■ **WHAT THE TASK REQUIRES**
Omit the pictures from the listing below and print every remaining entry verbatim.

################

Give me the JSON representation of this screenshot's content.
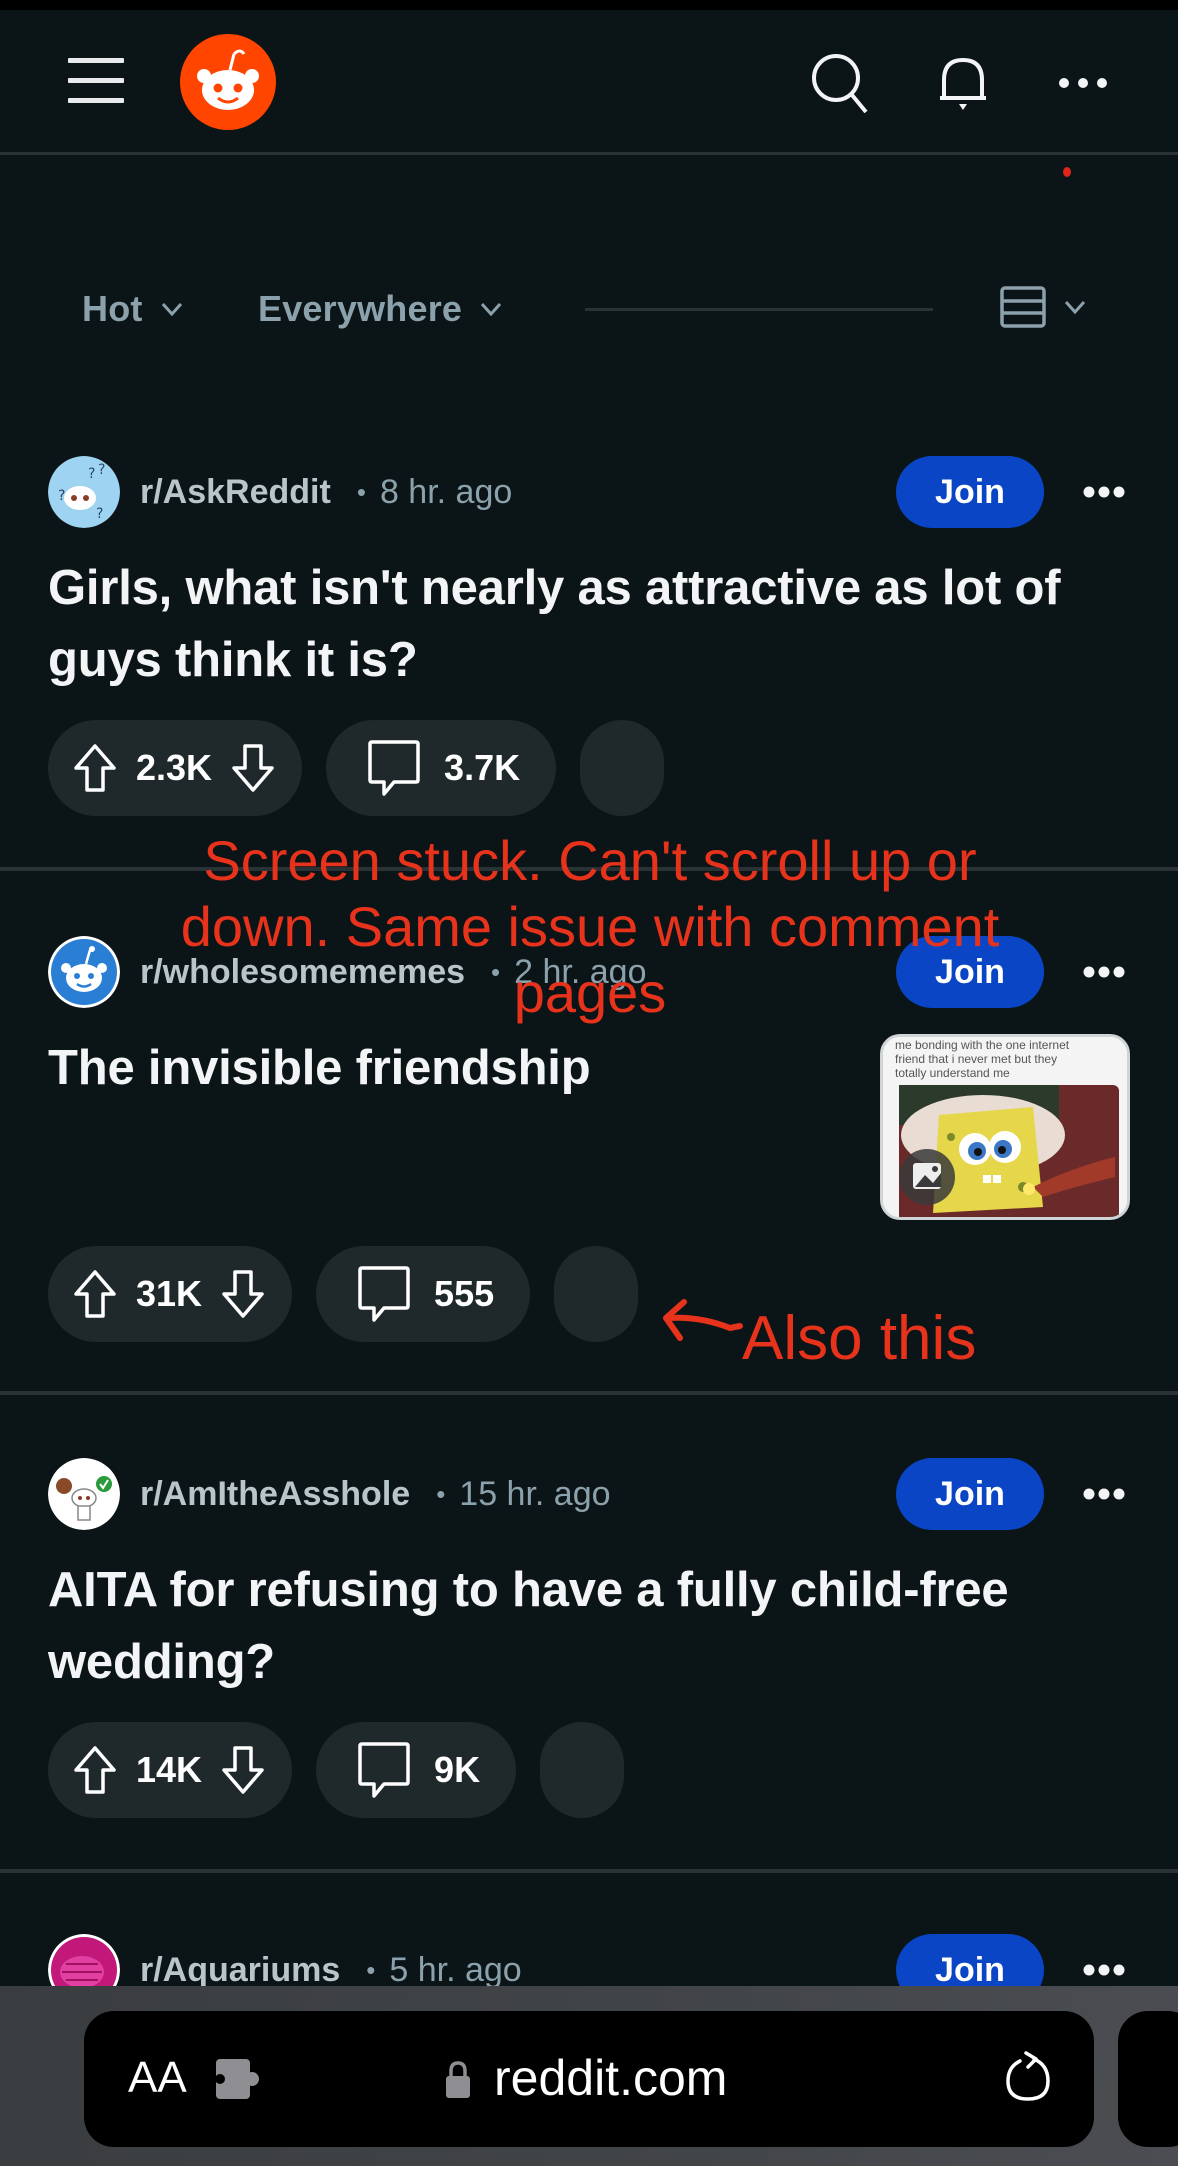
{
  "app": {
    "name": "Reddit",
    "brand_color": "#ff4500",
    "join_color": "#0a45c5",
    "background": "#0b1416"
  },
  "header": {
    "icons": [
      "menu-icon",
      "reddit-logo",
      "search-icon",
      "bell-icon",
      "more-icon"
    ]
  },
  "filters": {
    "sort_label": "Hot",
    "scope_label": "Everywhere",
    "layout_icon": "card-layout-icon"
  },
  "posts": [
    {
      "subreddit": "r/AskReddit",
      "separator": "•",
      "time": "8 hr. ago",
      "join_label": "Join",
      "title": "Girls, what isn't nearly as attractive as lot of guys think it is?",
      "upvotes": "2.3K",
      "comments": "3.7K",
      "has_thumbnail": false
    },
    {
      "subreddit": "r/wholesomememes",
      "separator": "•",
      "time": "2 hr. ago",
      "join_label": "Join",
      "title": "The invisible friendship",
      "upvotes": "31K",
      "comments": "555",
      "has_thumbnail": true,
      "thumbnail_caption": "me bonding with the one internet friend that i never met but they totally understand me"
    },
    {
      "subreddit": "r/AmItheAsshole",
      "separator": "•",
      "time": "15 hr. ago",
      "join_label": "Join",
      "title": "AITA for refusing to have a fully child-free wedding?",
      "upvotes": "14K",
      "comments": "9K",
      "has_thumbnail": false
    },
    {
      "subreddit": "r/Aquariums",
      "separator": "•",
      "time": "5 hr. ago",
      "join_label": "Join"
    }
  ],
  "annotations": {
    "main": "Screen stuck. Can't scroll up or down. Same issue with comment pages",
    "secondary": "Also this",
    "color": "#e8331c"
  },
  "browser": {
    "text_size_label": "AA",
    "url": "reddit.com"
  }
}
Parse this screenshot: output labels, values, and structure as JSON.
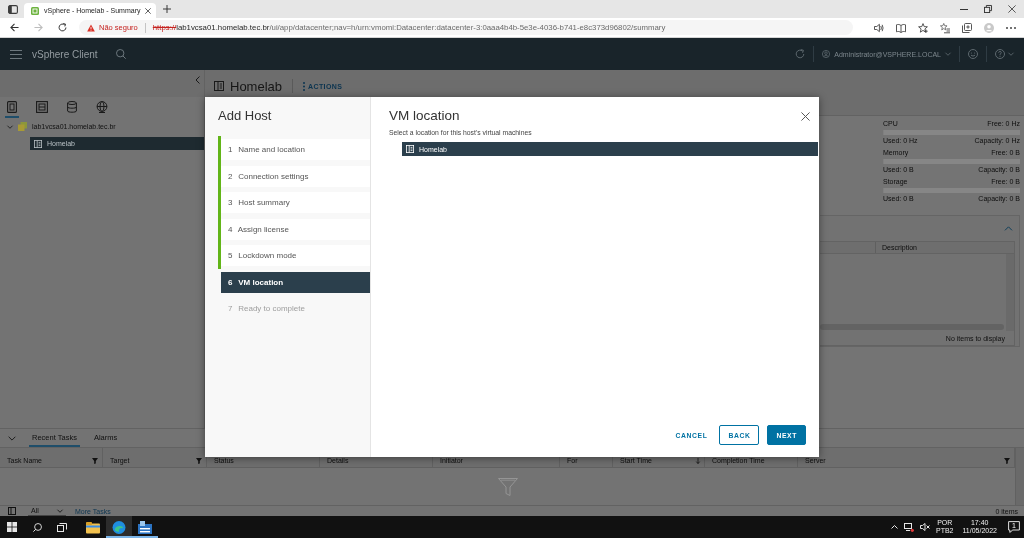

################

■ **SOLUTION FOR THIS TASK**
Give me the JSON representation of this screenshot's content.
{
  "app": {
    "name": "Reddit",
    "brand_color": "#ff4500",
    "join_color": "#0a45c5",
    "background": "#0b1416"
  },
  "header": {
    "icons": [
      "menu-icon",
      "reddit-logo",
      "search-icon",
      "bell-icon",
      "more-icon"
    ]
  },
  "filters": {
    "sort_label": "Hot",
    "scope_label": "Everywhere",
    "layout_icon": "card-layout-icon"
  },
  "posts": [
    {
      "subreddit": "r/AskReddit",
      "separator": "•",
      "time": "8 hr. ago",
      "join_label": "Join",
      "title": "Girls, what isn't nearly as attractive as lot of guys think it is?",
      "upvotes": "2.3K",
      "comments": "3.7K",
      "has_thumbnail": false
    },
    {
      "subreddit": "r/wholesomememes",
      "separator": "•",
      "time": "2 hr. ago",
      "join_label": "Join",
      "title": "The invisible friendship",
      "upvotes": "31K",
      "comments": "555",
      "has_thumbnail": true,
      "thumbnail_caption": "me bonding with the one internet friend that i never met but they totally understand me"
    },
    {
      "subreddit": "r/AmItheAsshole",
      "separator": "•",
      "time": "15 hr. ago",
      "join_label": "Join",
      "title": "AITA for refusing to have a fully child-free wedding?",
      "upvotes": "14K",
      "comments": "9K",
      "has_thumbnail": false
    },
    {
      "subreddit": "r/Aquariums",
      "separator": "•",
      "time": "5 hr. ago",
      "join_label": "Join"
    }
  ],
  "annotations": {
    "main": "Screen stuck. Can't scroll up or down. Same issue with comment pages",
    "secondary": "Also this",
    "color": "#e8331c"
  },
  "browser": {
    "text_size_label": "AA",
    "url": "reddit.com"
  }
}
Parse this screenshot: output labels, values, and structure as JSON.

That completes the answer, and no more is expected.